The Swiss decision drew satisfied reactions from Marine Le Pen, the head of France’s anti-EU National Front, and Heinz-Christian Strache, the leader of Austria’s anti-immigrant Freedom Party.
“Switzerland said no to mass immigration, bravo!,” Le Pen tweeted on Sunday.
Among Swiss companies, the mood is grimmer. Business lobby Economiesuisse and Swissmem, an association of 290 companies in the Swiss machinery, electronics and metal industries, called for a careful, non-bureaucratic implementation of the new rules, and asked the government to limit negative consequences on unrestricted EU access.
“Holcim respects the will of the people, even if we don’t rejoice in the outcome,” Peter Stopfer, a spokesman for cement maker Holcim, said on Sunday.
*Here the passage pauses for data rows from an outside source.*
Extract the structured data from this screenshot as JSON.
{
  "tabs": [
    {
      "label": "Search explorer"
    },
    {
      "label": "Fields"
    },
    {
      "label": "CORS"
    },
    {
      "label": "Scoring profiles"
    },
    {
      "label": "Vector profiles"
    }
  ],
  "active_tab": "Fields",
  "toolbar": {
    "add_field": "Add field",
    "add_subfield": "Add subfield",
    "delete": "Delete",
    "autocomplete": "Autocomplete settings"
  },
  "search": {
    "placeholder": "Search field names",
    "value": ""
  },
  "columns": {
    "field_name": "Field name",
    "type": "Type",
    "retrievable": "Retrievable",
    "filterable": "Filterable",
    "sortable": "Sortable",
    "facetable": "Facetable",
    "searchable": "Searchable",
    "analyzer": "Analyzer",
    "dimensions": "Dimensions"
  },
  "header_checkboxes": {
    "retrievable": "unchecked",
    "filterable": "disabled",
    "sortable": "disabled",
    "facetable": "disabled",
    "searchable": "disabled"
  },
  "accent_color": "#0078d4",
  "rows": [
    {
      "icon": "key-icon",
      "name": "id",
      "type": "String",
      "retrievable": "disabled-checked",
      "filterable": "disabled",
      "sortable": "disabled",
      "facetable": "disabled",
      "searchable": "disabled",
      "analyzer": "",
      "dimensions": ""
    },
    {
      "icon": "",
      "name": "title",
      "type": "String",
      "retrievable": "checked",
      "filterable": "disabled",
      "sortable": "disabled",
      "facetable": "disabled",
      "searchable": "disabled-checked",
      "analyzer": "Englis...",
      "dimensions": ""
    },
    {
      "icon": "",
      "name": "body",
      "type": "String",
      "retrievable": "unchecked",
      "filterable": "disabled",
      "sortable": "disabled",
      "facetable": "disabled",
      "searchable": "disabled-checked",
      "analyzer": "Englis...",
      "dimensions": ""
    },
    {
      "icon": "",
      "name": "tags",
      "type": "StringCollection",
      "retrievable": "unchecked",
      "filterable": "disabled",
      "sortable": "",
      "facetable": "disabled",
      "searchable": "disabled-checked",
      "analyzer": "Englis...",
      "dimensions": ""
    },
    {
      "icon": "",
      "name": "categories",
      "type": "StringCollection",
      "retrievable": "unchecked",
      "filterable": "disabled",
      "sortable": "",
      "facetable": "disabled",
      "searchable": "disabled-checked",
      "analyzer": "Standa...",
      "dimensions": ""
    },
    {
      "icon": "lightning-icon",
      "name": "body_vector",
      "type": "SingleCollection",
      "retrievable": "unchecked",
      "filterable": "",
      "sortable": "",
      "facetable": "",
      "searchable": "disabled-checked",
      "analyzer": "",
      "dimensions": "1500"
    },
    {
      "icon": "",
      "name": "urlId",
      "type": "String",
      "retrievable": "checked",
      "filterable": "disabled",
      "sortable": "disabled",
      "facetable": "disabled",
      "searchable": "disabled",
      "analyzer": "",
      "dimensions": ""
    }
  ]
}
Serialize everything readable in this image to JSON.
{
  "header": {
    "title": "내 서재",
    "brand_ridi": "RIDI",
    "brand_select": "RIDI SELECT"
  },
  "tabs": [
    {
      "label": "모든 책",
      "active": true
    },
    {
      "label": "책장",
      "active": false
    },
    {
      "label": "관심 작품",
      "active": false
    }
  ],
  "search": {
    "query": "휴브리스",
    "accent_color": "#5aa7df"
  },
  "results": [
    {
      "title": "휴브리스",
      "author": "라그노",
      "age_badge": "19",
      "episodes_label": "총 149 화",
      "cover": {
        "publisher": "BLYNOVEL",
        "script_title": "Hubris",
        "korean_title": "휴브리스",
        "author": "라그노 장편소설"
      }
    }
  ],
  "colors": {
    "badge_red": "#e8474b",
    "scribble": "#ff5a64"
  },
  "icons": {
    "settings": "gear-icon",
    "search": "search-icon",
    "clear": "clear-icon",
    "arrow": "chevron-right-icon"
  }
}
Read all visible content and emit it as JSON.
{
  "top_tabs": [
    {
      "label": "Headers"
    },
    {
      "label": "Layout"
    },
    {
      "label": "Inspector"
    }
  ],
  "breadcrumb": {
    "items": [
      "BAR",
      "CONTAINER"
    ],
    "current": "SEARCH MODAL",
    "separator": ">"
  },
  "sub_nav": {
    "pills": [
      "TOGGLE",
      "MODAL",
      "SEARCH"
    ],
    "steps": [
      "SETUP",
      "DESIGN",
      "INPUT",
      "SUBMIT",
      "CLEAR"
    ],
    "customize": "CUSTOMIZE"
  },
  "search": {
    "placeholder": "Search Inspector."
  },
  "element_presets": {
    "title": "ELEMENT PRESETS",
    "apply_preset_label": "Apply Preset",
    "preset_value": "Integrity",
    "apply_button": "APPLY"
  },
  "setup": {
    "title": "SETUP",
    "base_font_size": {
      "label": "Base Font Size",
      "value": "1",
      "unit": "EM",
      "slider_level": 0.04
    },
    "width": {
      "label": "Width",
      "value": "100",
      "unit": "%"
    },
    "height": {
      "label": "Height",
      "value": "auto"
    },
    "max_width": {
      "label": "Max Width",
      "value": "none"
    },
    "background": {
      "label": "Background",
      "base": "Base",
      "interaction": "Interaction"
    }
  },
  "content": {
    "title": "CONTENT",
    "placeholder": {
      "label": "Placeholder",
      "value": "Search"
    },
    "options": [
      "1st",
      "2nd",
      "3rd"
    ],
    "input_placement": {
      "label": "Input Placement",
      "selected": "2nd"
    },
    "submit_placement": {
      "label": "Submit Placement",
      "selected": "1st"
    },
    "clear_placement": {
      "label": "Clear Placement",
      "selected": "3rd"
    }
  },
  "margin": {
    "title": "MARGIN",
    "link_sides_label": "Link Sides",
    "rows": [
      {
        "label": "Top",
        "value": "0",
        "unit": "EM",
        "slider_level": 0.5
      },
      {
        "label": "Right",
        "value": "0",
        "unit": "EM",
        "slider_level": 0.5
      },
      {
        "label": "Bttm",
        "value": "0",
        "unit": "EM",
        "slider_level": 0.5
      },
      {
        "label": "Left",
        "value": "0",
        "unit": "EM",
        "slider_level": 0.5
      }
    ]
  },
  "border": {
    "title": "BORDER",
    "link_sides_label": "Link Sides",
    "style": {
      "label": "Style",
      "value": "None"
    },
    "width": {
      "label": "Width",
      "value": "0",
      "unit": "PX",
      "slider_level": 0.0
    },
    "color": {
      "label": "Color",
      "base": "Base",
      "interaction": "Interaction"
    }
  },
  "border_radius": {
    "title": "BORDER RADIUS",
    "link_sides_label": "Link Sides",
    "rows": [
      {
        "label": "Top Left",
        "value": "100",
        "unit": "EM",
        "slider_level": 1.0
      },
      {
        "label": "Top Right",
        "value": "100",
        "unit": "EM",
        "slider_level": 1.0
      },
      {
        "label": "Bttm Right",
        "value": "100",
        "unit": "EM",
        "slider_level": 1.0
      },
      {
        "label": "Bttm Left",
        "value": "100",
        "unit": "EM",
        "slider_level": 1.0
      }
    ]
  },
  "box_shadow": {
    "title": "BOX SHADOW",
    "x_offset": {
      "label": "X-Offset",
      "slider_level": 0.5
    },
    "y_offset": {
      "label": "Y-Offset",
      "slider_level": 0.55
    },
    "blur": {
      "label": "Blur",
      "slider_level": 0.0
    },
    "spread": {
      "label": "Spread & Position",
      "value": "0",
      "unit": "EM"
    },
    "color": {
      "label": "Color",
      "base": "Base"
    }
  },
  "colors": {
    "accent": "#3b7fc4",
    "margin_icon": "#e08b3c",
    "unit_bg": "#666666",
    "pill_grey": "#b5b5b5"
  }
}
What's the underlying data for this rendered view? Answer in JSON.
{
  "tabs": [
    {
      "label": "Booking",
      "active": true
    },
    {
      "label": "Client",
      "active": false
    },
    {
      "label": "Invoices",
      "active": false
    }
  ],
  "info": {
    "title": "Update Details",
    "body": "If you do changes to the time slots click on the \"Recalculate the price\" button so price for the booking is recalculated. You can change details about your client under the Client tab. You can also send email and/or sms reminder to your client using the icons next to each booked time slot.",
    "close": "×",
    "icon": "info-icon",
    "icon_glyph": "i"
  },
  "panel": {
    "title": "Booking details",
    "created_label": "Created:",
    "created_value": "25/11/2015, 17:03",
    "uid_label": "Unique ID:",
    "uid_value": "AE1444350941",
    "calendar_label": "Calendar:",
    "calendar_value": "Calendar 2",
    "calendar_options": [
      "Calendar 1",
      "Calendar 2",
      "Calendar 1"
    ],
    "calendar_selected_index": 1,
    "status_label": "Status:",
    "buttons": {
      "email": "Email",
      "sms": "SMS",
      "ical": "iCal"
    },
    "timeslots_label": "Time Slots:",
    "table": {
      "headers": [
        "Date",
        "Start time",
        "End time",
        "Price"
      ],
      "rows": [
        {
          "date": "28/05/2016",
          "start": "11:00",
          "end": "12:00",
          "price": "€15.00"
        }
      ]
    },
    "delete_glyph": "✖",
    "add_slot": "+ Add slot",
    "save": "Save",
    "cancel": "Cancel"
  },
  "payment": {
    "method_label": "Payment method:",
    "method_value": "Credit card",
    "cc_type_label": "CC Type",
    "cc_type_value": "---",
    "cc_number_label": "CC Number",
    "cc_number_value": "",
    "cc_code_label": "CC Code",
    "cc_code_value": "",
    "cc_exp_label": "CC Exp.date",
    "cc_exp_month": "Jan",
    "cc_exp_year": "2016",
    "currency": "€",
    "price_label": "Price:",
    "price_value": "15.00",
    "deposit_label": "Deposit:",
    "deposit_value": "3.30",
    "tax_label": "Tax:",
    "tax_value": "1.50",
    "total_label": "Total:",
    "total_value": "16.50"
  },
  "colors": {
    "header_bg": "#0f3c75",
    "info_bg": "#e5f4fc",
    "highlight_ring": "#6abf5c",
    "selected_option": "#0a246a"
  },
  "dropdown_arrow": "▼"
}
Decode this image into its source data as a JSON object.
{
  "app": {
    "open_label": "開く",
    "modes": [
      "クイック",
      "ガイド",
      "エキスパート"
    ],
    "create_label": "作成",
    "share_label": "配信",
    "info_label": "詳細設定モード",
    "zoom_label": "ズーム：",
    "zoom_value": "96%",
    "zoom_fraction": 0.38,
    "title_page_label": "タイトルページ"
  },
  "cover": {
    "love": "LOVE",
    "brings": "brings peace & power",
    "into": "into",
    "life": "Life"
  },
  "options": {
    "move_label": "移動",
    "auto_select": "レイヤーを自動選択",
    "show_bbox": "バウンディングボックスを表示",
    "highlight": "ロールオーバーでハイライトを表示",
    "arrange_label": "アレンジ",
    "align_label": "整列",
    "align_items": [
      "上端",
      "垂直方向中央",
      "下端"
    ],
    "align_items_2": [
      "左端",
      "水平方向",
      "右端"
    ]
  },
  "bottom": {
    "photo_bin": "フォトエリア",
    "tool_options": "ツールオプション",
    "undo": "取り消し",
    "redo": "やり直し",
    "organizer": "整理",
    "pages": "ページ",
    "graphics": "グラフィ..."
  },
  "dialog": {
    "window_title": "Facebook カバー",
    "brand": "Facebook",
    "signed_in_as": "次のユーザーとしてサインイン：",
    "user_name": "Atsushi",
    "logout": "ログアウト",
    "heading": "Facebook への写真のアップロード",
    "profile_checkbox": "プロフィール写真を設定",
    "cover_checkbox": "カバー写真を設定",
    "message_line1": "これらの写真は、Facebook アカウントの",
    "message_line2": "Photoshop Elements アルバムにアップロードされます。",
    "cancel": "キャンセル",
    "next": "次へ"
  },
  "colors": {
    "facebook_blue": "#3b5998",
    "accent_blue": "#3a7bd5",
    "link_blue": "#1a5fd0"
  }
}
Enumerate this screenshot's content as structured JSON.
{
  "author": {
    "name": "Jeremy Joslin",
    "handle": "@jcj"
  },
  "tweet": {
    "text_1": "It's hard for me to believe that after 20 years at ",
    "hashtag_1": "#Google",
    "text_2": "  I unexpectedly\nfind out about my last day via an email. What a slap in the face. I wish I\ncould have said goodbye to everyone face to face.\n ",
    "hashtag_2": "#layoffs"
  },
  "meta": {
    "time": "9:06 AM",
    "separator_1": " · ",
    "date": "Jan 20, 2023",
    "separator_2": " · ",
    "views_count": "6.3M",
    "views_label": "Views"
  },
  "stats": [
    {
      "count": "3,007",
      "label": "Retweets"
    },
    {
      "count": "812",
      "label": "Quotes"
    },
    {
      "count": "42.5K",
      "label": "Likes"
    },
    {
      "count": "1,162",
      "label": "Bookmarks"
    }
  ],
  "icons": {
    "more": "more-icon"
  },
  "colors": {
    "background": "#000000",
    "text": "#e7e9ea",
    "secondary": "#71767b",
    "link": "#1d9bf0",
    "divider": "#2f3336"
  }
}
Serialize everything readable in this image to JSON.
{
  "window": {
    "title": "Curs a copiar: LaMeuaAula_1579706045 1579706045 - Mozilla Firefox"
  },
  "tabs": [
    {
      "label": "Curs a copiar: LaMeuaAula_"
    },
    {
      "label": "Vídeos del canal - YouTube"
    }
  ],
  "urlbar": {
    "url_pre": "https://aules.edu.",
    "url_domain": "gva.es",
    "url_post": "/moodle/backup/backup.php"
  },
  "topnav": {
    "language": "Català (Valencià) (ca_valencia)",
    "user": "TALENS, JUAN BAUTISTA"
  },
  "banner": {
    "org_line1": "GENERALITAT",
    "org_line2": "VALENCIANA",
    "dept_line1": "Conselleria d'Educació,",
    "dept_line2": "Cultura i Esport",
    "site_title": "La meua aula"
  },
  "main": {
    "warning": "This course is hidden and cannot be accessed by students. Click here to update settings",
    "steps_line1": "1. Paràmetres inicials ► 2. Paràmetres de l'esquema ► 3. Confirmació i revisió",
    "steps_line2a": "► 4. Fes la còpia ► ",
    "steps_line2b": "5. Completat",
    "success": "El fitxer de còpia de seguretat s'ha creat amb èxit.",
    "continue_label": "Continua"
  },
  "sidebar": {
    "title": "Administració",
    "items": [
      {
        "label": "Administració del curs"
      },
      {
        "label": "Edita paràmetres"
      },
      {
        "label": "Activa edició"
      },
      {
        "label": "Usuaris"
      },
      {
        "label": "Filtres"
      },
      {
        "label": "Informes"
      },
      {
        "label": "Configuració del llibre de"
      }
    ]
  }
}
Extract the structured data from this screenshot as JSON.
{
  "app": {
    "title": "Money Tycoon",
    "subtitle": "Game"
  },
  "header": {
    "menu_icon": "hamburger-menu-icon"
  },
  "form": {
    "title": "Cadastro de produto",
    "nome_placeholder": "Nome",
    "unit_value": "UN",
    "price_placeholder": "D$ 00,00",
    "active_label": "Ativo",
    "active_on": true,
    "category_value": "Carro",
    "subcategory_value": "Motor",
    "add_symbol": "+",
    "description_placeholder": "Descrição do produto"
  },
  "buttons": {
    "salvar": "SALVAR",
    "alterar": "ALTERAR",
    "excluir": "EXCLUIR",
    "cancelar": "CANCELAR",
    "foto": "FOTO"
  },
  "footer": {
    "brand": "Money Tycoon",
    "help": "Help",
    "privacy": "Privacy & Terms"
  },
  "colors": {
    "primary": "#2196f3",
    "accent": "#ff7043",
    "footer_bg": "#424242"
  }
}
Only after the legislative process had got under way “will we be able to form a conclusive opinion”, he said.
About 500 people protested in Zurich late on Sunday, following the vote. While they were “primarily peaceful”, some demonstrators lit fireworks, used spray cans and threw stones at buildings, leading to several thousand francs worth of damages, the city’s police said.
Even so, some investors say the government will find a workaround so as not to compromise economic prosperity.
“I don’t think the Swiss economy will suffer,” Karim Bertoni, a strategist at de Pury Pictet Turrettini in Geneva, said in a phone interview, declining to specify how he himself had voted. “Businesses will still be able to hire foreign top managers or very highly skilled employees, such as engineers. For less qualified workers, such as barkeepers or waiters at restaurants, it may be trickier.”
Past examples show the government and parliamentarians in Bern often translate into law a weaker version of what the initiators say they were aiming for.
The “Alps Initiative” of 1994 to stop road traffic has never been implemented in full, and the SVP accuses the government of dragging its heels on implementing the 2010 referendum to expel foreigners convicted of crimes.
The initiators of last year’s “fat cat” limits on chief executive compensation have also said the measure had been watered down, with less stringent sanctions and high levels of legal proof.
“The parliament has quite a bit of room to manoeuvre in translating it,” Marc Buehlmann, a lecturer in political science at the University of Bern, said.
Switzerland is already at odds with the EU over how it taxes multinational corporations. Relations with the governments of neighbouring countries such as Germany and Italy have been strained due to a dispute over their citizens who evaded taxes with secret bank accounts.
Potentially complicating matters still further, another initiative, called “Ecopop”, which would cap the immigration rate at 0.2 percent of the resident population, is in the pipeline. The government, which opposes that measure too, has not set a voting date yet. – Bloomberg